--- DATA RECORDS Enclosed Below ---
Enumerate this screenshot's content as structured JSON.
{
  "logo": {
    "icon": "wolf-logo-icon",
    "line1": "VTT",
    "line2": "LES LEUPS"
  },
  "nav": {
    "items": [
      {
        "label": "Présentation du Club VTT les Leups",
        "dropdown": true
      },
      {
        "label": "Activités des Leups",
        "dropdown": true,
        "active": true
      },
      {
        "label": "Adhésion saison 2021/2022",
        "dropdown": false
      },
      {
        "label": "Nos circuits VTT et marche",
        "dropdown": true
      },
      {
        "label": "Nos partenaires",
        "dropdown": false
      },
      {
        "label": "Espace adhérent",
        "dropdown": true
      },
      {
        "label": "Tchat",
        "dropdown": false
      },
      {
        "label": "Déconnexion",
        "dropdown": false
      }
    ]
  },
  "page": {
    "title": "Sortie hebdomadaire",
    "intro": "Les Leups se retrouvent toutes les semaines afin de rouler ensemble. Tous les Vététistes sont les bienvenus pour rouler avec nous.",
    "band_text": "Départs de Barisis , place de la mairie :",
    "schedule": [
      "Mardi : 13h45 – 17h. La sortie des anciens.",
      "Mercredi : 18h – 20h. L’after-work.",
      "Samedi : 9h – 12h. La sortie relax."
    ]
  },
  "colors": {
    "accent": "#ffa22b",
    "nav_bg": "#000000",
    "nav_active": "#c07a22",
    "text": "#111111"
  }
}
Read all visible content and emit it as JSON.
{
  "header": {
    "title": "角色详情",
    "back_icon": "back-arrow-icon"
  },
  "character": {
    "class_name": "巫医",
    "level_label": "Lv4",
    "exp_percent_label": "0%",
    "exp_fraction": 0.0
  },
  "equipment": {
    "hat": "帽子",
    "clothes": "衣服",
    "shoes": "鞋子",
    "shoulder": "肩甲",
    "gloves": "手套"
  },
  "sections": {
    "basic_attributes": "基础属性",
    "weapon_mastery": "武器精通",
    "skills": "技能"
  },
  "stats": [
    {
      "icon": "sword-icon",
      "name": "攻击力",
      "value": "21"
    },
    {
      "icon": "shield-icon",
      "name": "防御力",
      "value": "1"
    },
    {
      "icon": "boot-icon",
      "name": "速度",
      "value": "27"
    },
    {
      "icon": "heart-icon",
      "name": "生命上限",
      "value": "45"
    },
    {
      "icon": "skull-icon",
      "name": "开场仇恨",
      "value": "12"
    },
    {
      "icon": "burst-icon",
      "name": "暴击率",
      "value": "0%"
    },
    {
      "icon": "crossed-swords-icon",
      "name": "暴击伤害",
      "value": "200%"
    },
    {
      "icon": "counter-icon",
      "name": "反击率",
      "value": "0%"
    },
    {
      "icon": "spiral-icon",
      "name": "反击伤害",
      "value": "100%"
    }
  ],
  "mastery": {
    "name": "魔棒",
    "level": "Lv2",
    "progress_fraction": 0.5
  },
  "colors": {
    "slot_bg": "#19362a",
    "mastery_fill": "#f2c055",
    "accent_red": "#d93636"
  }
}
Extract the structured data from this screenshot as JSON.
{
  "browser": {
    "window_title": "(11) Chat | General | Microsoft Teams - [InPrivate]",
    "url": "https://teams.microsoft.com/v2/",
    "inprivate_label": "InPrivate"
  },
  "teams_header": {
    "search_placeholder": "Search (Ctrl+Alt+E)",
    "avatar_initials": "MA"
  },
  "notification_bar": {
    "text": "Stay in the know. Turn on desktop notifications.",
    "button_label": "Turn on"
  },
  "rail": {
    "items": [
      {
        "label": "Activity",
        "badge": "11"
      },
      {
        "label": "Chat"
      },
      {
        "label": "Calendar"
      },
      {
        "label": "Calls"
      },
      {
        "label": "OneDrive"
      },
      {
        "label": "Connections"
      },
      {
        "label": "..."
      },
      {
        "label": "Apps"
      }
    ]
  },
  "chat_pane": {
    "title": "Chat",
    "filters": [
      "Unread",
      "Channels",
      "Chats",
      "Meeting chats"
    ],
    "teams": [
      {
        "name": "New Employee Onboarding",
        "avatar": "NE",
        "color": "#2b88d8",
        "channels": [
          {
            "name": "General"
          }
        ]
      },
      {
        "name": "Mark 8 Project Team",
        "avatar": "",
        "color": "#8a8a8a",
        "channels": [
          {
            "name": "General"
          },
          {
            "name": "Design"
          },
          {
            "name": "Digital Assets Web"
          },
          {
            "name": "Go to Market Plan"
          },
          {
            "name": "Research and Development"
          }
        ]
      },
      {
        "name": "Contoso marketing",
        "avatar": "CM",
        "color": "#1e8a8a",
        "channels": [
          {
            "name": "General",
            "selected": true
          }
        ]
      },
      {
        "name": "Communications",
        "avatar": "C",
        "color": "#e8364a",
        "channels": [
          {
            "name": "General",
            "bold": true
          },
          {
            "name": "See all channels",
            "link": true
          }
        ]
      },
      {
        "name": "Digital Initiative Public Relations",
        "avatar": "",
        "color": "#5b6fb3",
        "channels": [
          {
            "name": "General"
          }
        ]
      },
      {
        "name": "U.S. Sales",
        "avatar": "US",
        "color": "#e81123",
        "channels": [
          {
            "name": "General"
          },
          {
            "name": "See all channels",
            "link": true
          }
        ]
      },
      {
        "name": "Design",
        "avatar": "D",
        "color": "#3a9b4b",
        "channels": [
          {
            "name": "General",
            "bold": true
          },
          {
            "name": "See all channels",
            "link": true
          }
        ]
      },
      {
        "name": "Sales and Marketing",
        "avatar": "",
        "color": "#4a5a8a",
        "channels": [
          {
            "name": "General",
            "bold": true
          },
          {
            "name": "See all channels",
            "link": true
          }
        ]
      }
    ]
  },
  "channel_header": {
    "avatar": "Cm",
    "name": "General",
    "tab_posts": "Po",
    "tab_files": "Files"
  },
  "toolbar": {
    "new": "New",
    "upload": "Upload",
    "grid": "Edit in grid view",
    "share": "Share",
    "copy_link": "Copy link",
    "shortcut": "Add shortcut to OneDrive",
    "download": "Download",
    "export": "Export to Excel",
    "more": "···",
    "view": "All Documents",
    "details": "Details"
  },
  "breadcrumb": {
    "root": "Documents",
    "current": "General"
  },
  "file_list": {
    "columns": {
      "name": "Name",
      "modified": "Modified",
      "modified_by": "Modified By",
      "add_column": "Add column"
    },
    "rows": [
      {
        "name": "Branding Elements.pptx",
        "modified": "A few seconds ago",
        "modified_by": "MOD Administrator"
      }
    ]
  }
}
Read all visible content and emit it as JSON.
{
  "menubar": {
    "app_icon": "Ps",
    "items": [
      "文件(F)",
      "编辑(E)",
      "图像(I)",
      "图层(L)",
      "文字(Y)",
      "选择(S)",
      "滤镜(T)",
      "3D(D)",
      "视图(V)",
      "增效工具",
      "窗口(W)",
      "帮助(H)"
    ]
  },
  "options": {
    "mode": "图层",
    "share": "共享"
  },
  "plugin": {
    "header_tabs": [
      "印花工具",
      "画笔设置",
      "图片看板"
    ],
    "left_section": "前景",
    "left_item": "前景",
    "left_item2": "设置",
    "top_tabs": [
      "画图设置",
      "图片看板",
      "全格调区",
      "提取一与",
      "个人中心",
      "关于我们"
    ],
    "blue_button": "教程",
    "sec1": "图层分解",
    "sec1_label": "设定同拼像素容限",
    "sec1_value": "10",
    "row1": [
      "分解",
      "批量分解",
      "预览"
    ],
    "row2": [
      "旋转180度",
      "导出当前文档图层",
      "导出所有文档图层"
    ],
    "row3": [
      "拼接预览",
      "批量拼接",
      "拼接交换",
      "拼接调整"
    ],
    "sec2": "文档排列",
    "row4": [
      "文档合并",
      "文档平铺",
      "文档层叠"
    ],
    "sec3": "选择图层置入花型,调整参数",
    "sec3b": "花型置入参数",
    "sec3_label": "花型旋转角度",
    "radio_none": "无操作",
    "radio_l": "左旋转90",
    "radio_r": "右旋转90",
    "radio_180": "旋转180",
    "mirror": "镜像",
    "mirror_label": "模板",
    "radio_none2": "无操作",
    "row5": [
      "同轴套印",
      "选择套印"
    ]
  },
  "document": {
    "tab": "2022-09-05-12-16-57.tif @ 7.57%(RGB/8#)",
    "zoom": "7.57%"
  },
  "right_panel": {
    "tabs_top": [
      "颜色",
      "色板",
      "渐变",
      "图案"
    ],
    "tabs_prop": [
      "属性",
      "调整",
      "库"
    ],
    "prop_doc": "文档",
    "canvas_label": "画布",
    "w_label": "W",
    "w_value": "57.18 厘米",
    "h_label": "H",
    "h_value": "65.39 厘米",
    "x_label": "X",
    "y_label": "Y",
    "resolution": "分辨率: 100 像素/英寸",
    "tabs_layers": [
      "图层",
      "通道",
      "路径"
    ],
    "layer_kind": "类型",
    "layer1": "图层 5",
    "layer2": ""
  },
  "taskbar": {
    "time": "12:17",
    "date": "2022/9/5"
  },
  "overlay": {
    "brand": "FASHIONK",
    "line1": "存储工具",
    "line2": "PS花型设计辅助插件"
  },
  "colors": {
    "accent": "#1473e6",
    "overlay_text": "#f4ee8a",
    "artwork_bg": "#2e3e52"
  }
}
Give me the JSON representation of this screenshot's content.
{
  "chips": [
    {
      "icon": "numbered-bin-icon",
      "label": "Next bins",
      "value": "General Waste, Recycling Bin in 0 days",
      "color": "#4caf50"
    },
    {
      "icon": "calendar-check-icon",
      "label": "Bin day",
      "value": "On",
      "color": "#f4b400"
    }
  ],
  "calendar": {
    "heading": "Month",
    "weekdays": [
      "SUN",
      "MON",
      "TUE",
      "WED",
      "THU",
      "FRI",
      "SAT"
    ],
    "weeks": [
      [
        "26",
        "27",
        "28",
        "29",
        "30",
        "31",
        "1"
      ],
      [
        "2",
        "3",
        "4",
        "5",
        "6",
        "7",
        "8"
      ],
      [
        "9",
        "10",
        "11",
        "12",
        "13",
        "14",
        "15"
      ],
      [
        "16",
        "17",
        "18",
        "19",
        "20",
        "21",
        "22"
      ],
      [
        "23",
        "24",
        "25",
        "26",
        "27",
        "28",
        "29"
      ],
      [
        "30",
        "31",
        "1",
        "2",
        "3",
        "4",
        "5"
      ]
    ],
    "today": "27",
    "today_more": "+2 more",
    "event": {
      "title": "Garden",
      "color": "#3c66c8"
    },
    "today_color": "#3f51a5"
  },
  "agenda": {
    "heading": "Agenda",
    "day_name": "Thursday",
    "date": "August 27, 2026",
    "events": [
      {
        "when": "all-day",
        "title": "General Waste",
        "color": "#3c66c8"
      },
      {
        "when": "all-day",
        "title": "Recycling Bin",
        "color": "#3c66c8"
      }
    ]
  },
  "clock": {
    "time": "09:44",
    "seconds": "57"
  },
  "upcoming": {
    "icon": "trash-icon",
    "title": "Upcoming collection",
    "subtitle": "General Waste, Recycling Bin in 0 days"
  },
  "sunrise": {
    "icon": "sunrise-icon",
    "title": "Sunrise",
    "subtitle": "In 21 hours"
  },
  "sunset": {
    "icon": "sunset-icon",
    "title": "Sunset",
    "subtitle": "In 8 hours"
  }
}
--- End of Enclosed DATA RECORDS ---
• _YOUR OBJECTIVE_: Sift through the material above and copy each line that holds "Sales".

• _RESULT_:
        "name": "U.S. Sales",
        "name": "Sales and Marketing",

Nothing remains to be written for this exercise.